(Page and application data records)
● ● ● ● ● ● ●
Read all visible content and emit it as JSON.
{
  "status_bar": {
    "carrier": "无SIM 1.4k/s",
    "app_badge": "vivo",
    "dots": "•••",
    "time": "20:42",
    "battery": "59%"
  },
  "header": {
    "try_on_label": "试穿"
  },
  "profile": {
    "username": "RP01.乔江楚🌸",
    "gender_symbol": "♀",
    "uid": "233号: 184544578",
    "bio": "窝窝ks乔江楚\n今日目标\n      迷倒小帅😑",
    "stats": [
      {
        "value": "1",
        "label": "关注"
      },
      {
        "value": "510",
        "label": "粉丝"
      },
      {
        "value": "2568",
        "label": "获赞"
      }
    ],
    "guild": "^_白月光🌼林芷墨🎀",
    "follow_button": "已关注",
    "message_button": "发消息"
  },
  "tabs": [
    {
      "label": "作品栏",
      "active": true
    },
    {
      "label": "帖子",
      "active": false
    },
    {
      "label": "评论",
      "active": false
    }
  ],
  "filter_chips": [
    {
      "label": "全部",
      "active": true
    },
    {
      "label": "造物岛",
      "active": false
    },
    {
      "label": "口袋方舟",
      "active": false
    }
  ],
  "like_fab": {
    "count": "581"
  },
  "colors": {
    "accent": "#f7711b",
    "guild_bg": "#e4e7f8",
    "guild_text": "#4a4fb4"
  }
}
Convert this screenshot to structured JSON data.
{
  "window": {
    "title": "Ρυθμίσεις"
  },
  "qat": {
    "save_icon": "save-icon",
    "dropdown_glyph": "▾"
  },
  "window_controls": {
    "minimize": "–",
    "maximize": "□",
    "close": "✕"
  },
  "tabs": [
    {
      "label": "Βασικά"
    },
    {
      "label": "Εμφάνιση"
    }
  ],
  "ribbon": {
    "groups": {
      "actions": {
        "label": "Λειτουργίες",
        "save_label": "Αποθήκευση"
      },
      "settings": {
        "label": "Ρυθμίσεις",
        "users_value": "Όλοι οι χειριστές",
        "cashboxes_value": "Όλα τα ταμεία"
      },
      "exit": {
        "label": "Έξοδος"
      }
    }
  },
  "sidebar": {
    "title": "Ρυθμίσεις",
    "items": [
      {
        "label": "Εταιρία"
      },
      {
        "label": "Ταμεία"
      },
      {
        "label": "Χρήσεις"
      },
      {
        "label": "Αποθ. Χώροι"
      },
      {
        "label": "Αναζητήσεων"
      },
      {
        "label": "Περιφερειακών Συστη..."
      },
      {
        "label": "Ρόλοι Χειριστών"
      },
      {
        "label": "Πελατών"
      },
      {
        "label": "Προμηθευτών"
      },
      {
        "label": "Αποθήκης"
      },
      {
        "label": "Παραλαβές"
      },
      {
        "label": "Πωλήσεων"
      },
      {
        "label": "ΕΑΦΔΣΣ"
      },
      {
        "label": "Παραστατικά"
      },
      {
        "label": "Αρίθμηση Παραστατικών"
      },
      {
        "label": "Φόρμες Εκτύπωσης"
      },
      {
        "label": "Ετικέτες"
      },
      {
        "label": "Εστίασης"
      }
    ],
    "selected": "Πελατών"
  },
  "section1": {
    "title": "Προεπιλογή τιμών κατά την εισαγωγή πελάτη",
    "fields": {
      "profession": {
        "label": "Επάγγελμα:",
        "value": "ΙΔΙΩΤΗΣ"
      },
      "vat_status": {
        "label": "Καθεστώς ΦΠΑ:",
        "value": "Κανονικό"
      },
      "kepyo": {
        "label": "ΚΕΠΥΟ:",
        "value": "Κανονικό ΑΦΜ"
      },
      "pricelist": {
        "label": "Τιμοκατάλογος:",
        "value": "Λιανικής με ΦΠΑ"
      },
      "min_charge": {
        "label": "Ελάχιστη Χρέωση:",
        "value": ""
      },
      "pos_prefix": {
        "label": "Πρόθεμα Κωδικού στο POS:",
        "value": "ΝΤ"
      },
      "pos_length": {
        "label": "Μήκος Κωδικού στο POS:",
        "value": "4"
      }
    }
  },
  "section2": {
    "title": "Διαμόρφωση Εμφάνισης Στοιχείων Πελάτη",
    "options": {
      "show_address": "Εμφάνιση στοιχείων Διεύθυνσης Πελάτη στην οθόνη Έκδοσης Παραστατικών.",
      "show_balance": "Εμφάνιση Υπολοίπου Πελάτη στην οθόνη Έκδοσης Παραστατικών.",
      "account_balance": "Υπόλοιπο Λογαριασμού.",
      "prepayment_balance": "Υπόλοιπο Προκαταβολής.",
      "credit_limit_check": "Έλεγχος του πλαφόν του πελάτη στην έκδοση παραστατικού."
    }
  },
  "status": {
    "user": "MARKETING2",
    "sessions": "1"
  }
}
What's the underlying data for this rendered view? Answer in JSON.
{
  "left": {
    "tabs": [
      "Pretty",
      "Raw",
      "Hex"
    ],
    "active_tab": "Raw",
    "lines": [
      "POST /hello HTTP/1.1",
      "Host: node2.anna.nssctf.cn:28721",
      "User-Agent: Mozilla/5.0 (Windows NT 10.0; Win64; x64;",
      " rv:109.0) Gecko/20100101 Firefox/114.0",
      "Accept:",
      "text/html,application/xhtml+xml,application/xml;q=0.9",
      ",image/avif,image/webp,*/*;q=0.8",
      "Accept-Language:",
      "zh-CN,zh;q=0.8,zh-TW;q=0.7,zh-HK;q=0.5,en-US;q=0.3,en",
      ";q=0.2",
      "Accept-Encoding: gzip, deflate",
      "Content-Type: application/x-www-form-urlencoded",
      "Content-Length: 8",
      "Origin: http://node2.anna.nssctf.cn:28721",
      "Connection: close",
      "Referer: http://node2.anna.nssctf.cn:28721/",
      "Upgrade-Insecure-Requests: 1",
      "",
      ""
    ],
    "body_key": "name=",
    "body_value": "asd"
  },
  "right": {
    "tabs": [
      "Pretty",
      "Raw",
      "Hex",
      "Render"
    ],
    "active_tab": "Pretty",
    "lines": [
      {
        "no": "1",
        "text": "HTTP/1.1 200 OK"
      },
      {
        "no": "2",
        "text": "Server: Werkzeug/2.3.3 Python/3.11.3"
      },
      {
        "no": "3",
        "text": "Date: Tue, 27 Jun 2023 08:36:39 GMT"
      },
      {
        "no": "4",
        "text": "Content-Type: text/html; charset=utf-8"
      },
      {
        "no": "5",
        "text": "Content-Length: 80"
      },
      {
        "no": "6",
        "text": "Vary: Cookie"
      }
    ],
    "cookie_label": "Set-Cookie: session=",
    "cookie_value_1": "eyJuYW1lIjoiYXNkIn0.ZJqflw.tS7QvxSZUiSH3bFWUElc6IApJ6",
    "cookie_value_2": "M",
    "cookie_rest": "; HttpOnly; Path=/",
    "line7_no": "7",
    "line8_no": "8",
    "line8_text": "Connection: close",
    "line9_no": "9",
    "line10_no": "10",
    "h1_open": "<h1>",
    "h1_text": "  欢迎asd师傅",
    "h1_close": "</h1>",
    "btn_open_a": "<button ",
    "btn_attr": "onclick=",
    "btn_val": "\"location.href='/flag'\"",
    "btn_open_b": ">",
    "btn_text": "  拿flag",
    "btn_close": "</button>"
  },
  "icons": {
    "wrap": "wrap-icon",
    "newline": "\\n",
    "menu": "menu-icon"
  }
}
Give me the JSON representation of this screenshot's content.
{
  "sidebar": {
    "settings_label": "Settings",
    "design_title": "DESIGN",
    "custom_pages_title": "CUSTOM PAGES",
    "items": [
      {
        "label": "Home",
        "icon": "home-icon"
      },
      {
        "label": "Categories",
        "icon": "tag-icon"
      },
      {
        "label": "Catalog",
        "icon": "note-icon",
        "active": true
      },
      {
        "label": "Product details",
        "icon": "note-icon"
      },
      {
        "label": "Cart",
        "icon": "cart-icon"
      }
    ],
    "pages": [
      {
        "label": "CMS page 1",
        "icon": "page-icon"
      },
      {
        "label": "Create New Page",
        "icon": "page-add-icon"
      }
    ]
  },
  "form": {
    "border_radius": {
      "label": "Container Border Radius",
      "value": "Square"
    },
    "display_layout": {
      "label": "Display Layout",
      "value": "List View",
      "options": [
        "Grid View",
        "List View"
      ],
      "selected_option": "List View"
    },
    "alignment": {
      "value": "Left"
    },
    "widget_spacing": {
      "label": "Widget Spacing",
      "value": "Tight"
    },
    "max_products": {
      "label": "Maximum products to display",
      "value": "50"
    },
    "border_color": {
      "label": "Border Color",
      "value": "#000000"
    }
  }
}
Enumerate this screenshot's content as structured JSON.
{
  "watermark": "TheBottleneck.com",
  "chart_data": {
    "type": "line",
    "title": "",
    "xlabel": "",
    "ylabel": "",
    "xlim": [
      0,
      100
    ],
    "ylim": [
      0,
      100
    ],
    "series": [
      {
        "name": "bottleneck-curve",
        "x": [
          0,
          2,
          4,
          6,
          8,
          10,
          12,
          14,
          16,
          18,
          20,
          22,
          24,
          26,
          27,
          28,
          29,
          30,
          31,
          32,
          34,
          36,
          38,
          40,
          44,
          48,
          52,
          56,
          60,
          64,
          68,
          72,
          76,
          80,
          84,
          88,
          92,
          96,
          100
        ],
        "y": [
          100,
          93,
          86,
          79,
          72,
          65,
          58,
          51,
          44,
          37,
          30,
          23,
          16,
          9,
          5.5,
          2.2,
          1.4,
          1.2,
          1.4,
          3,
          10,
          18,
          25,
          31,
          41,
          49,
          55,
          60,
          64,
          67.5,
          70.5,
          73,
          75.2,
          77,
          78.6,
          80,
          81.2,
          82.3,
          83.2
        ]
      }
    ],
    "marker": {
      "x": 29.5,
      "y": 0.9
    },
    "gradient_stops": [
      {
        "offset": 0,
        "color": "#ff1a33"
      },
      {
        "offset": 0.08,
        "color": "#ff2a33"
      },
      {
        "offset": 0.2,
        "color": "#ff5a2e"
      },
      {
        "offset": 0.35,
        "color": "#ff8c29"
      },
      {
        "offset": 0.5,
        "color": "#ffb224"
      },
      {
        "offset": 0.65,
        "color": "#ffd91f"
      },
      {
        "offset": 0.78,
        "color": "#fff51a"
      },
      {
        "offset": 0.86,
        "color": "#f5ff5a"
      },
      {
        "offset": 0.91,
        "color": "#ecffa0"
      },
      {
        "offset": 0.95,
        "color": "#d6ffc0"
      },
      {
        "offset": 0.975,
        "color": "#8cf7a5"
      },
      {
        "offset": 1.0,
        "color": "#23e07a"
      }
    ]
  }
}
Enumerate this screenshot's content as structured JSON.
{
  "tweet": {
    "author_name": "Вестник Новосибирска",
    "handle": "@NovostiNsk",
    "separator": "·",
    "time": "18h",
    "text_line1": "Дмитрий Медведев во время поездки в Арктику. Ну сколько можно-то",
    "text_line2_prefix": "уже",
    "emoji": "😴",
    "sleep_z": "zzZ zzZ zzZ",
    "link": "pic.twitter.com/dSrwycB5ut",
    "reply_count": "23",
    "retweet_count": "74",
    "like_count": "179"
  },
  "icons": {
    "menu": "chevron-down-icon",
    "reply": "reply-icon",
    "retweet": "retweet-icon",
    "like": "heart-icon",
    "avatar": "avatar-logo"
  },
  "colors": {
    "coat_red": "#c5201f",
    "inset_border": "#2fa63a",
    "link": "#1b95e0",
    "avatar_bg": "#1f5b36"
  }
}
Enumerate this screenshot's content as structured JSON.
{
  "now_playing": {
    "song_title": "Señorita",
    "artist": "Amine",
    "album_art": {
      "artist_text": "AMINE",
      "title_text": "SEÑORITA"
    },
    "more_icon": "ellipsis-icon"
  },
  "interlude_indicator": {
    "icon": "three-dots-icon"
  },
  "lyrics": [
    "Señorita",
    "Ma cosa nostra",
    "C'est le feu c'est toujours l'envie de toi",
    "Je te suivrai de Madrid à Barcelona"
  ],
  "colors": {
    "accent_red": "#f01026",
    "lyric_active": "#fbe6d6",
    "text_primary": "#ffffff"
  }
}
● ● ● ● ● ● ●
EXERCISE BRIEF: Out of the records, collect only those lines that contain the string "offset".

EXERCISE SOLUTION:
        "offset": 0,
        "offset": 0.08,
        "offset": 0.2,
        "offset": 0.35,
        "offset": 0.5,
        "offset": 0.65,
        "offset": 0.78,
        "offset": 0.86,
        "offset": 0.91,
        "offset": 0.95,
        "offset": 0.975,
        "offset": 1.0,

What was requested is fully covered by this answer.